The recent spate of violence by the fascist Proud Boys and militias around the election have created ambiguity where there shouldn’t be any. There have been warnings of violence since the voting started, but it didn’t really hit until it became obvious the count was going against Trump. Some think they’re being more violent because they’re desperate over Trump’s loss. This overlooks that had Trump won, they would likely be as violent as they are now. It’s a mistake to read much into how violent they are; what matters is how much they are backed by the state. And here, there can be no argument. When Michael Reinoehl shot a fascist in defense of himself and a friend, he was hunted down and assassinated by the federal government. With every confrontation, the police show whose side they are on, not arresting violent fascists, arresting their victims even when they require medical help, and attacking anyone who tries to defend against the fascists.
There is also the question of whether the current actions of fascist elements are part of Trump’s “coup.” It appears that they are and many expect the “system” of electoral politics and checks and balances to put an end to this coup.
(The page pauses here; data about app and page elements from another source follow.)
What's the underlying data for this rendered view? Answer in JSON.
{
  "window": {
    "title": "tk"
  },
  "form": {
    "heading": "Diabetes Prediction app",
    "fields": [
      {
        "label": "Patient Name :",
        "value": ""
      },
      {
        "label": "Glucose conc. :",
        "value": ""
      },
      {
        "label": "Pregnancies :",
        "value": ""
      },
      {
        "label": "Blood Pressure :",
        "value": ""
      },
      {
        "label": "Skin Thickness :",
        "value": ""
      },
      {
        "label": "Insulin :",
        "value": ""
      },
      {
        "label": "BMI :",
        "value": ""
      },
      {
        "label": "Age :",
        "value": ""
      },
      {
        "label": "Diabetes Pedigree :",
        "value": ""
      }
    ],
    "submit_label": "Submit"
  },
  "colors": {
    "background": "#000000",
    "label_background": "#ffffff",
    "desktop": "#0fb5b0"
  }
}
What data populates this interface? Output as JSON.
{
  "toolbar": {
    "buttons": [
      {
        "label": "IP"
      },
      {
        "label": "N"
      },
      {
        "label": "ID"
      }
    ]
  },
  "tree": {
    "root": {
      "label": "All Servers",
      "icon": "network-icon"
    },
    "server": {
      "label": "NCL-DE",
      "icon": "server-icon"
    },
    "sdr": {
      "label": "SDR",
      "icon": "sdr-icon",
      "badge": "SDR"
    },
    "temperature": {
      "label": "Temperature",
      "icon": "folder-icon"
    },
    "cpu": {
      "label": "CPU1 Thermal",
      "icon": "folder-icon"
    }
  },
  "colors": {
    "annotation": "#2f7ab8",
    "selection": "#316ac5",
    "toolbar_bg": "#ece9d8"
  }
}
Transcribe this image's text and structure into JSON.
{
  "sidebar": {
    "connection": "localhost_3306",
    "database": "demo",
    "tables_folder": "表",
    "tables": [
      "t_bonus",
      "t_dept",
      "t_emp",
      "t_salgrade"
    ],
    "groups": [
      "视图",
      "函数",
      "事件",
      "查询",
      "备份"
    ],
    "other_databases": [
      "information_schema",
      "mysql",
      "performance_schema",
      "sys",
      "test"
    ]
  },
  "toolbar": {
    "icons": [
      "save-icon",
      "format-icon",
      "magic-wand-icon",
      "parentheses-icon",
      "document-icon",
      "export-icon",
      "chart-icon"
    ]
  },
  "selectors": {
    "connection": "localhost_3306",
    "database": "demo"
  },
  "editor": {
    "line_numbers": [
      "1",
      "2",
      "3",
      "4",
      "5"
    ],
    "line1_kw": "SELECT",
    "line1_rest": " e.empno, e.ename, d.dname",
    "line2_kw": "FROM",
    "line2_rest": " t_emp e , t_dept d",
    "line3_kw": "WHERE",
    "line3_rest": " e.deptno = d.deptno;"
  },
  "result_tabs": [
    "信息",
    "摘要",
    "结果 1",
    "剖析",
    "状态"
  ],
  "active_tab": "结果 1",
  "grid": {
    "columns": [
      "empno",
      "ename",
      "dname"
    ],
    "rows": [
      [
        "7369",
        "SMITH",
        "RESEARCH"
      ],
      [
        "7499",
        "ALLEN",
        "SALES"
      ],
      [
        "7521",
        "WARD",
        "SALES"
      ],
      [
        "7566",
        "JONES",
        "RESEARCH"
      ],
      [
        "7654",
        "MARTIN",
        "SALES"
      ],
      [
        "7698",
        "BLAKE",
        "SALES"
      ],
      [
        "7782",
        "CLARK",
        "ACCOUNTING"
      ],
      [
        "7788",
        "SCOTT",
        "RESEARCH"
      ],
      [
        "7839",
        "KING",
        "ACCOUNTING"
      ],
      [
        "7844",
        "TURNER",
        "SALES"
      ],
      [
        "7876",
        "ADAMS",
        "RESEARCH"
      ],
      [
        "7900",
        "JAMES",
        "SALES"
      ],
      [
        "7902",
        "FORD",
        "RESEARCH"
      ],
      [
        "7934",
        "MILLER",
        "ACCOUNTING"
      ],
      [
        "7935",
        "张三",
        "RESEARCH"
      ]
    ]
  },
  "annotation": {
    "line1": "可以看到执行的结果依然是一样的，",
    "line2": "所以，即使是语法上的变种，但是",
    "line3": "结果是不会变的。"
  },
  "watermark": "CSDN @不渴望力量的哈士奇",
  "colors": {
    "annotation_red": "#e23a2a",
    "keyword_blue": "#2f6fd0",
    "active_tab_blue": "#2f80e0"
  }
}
But there has been an anemic response on the part of the bourgeois state to Trump’s authoritarianism since he was “elected”. Voter suppression, the sabotage of the Post Office to prevent mail-in voting, the intimidation of workers counting the votes, and the obstruction of the “peaceful transfer of power” which has been marked by violent attacks by fascists are only being countered by the masses of people at the risk of police violence on top of fascict violence. So far the strongest response has been from the military which has refused to move against the left.
All of this is to summarize what we are up against as we wait for a centrist government to make its painful way to power and possibly provide some breathing room for the beleaguered workers and refugees in this country. But we should be reminded at every step that fascism has never been voted out of power. That the heroic effort of the people to do so while threatened by a pandemic that Trump has allowed to spread is worthy of respect. But we have to be ready to defend that achievement of the people with our bodies.
Since November 21st, Proud Boys and assorted Trump supporters have been demonstrating nearly every Saturday at the Governor’s Mansion and State Capitol (in coordination with fascist groups nationally). They have been opposed by antifascists despite their numbers being greatly augmented by police. On Wednesday, January 6th, there will be an upsurge of demonstrations and attacks as they attempt to stop Congress from recognizing the election. The plan for the Twin Cities is a march near the Capitol on Saturday January 9th opposing fascism and austerity. Meet at noon near Summit and Milton.
Authors’ opinions may not reflect those of the TCDSA.